BEGIN

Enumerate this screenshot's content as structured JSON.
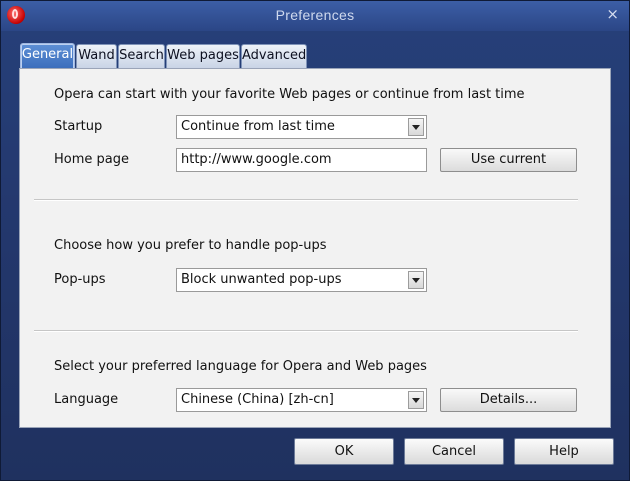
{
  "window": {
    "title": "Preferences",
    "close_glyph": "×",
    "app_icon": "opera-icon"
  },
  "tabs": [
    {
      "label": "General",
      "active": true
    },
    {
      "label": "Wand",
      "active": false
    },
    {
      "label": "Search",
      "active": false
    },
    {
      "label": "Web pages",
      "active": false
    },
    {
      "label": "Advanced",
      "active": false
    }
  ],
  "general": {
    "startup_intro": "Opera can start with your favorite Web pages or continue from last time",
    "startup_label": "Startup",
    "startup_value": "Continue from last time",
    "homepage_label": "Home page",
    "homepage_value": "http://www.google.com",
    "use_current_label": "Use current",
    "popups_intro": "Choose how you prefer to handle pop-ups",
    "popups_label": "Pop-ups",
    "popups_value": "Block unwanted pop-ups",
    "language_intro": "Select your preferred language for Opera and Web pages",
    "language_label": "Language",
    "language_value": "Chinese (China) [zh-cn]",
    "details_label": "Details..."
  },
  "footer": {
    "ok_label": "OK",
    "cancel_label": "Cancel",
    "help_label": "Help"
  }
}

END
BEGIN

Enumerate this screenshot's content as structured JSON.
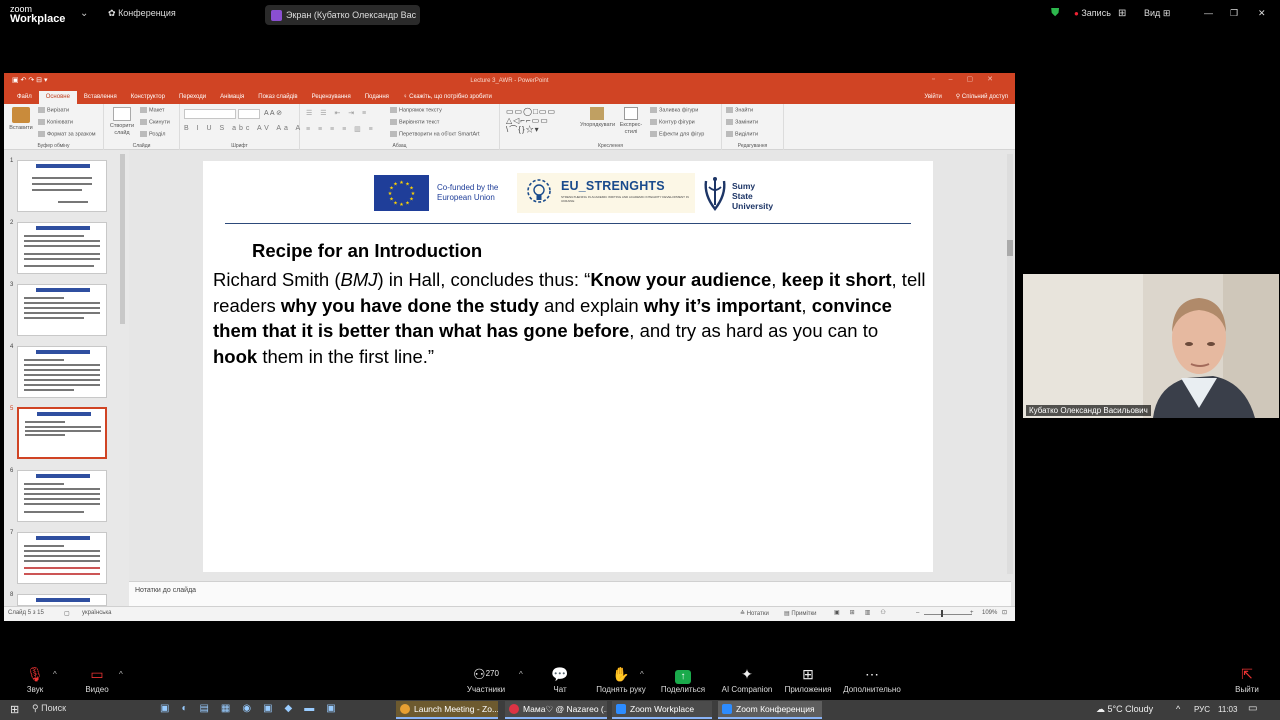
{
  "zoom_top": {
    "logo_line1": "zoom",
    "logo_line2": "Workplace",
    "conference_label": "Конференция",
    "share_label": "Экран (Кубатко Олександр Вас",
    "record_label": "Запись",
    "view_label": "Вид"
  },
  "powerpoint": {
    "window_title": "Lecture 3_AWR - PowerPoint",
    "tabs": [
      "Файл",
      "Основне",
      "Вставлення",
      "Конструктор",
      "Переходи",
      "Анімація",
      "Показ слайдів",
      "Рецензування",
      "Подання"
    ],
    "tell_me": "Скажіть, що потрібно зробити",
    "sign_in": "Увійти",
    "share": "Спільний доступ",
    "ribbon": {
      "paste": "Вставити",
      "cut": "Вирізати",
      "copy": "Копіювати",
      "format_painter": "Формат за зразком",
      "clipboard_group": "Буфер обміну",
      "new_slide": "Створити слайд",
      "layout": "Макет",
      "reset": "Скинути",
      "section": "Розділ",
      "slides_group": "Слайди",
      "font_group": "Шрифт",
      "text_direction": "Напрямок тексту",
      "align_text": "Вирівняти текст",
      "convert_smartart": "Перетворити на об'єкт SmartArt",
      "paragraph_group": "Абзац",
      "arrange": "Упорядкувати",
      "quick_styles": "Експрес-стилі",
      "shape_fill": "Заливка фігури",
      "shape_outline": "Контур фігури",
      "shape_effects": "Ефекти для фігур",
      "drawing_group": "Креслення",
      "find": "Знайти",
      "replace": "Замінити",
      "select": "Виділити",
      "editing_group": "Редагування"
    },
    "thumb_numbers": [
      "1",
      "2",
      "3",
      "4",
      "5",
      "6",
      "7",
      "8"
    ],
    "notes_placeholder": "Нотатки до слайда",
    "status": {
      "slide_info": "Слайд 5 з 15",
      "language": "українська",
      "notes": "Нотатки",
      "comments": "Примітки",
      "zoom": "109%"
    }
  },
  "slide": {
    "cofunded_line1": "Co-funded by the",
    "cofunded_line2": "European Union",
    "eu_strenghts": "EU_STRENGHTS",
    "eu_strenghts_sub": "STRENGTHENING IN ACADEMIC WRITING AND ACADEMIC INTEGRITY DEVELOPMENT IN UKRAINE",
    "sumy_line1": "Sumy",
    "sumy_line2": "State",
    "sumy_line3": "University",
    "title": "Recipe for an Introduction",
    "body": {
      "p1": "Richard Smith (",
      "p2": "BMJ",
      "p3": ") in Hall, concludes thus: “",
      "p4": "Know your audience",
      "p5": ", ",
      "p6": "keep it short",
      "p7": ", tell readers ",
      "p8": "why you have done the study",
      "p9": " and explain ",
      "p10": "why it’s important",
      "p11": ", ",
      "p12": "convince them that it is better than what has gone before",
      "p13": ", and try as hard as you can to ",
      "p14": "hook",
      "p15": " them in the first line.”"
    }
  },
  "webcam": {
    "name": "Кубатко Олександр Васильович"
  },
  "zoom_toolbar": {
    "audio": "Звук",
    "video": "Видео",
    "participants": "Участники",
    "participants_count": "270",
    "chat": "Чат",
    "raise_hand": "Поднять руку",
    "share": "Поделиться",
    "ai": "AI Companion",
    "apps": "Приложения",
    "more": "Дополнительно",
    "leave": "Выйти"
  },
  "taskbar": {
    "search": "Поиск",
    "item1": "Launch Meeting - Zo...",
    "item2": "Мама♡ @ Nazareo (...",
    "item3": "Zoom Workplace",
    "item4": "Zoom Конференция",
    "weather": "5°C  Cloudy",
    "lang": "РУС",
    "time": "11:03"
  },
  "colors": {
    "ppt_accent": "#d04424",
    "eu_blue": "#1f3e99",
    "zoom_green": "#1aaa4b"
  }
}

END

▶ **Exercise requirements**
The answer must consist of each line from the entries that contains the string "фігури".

▶ **Response to the exercise**
      "shape_fill": "Заливка фігури",
      "shape_outline": "Контур фігури",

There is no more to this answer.